At that point in my life I was a vague, decorative thing, an impressionist painting that merely suggested a woman, habitually charming – an unscrupulous talent in a young person – and as wise as a pet store finch. Dana was a little older and a lot more substantial, with a wide-open face, a generous smile that pushed her cheeks up to her eyes, and a directness I've always associated with those from Northern climates. (I suspect no one wants to beat around the bush if there's ice on the bush.)
Her husband Don was a burgeoning alcoholic who on the weekends accelerated from funny to foolish in fifteen beers.

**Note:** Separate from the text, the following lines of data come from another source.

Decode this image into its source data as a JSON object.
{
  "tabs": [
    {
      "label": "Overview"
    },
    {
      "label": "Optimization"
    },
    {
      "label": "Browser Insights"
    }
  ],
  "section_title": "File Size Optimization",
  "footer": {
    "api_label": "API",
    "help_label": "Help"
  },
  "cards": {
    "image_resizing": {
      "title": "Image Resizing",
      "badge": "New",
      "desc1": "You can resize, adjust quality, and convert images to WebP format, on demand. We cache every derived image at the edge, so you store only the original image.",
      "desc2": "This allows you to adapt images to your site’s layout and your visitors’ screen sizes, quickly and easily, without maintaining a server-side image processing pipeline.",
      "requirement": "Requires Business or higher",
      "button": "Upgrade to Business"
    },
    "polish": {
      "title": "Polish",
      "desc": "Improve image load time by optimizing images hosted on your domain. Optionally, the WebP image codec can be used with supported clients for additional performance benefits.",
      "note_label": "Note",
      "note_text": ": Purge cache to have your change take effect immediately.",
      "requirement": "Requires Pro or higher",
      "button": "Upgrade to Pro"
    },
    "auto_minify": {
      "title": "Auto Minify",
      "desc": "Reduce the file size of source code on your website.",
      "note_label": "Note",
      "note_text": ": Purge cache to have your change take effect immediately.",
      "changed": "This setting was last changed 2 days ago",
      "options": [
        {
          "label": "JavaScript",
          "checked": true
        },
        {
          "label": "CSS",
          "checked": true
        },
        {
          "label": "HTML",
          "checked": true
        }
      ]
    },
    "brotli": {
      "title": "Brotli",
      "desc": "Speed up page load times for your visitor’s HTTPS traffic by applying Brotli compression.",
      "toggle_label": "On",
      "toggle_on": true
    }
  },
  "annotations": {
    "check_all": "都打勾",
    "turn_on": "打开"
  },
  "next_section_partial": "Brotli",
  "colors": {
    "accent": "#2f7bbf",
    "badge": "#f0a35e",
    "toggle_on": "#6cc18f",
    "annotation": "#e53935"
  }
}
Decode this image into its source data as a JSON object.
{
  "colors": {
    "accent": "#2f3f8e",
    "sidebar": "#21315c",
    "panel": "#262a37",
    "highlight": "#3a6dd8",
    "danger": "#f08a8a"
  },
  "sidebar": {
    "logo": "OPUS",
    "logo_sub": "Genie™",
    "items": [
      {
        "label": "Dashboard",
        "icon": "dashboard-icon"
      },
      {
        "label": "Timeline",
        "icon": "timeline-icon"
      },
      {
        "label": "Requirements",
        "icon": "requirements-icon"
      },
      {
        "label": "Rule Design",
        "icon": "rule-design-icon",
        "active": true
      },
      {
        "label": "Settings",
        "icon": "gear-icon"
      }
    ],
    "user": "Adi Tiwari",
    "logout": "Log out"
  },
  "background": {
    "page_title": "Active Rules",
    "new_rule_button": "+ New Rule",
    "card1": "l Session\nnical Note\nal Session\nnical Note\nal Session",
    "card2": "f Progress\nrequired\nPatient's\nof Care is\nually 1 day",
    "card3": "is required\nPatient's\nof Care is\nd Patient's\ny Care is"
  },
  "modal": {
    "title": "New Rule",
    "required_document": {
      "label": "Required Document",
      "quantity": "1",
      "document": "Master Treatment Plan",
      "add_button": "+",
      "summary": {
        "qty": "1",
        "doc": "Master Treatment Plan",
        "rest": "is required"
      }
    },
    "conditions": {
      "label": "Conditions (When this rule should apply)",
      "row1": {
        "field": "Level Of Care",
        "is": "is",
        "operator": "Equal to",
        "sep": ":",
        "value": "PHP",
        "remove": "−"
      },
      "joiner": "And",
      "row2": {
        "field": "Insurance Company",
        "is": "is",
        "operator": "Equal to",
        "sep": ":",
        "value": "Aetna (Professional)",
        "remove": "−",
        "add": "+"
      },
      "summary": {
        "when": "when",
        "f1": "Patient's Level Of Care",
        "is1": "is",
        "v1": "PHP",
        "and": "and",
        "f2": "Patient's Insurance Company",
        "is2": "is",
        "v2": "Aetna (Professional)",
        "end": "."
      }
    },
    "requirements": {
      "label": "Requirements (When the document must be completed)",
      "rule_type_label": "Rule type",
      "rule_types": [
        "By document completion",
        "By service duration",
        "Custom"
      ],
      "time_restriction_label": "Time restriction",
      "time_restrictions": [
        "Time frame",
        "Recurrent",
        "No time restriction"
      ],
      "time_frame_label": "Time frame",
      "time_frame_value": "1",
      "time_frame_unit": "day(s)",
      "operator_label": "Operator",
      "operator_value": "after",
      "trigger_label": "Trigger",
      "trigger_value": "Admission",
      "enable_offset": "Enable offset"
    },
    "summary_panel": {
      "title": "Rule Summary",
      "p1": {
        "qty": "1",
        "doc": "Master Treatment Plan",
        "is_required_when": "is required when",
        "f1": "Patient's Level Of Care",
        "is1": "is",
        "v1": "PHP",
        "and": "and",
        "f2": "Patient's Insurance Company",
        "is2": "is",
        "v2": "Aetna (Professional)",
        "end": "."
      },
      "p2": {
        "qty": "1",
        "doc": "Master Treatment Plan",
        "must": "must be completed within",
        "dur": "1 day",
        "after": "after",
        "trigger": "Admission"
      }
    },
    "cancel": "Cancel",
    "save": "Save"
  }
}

Accidentally but foreseeably, he set fire to the front lawn, threw a golf club through the windshield of his truck, and one Sunday morning – in jolly horseplay – tossed his oldest son into the air and failed to catch him on the way down. Their son was unharmed, but Don was broken with remorse. Later that day, I was in their kitchen when he sobbed into Dana's neck, and for probably the thousandth time, begged her to forgive him. I watched a dozen hard feelings cross her face before she settled on a soft one, and she said, "You didn't mean to." Until then I had no idea that kindness is a choice.
My family was the first to leave the street, a few miles away, and we kept in touch. Then the Air Force moved them West, then overseas, beyond casual contact, and for years I received sketchy updates via chance encounters with mutual acquaintances. Don was sober. They divorced. Dana was in Virginia.
Two years ago, when I'd almost accepted I'd never hear from Dana again, a Christmas card arrived. I joyfully copied her current address in my book, and put a return card in the mail that very day, anticipating many years of exchanged cards, updates and photos. A week later Don called to say Dana was dead. Simply dead, at forty-nine, when her heart just up and quit. I shake my head when I come to her name. "That's impossible," I say aloud, firmly.
I could get a new address book, start over, but that would be a temporary solution. Before long someone will have moved on or died and soon the new book would be full of messy cross-throughs and vacant names that make me teary even as I'm signing our cards with cheery script. I know sorrow is not a choice, yet mine seems willful, and thin too, when I am capable of soaring happiness the very next minute. Only grief of poor quality would wear so unevenly, and only a loon, a dodo, a cuckoo, one of those diminished birds, would continue to send Dana a Christmas card. Because optimism works best when you limit your outcomes, I provide no return address.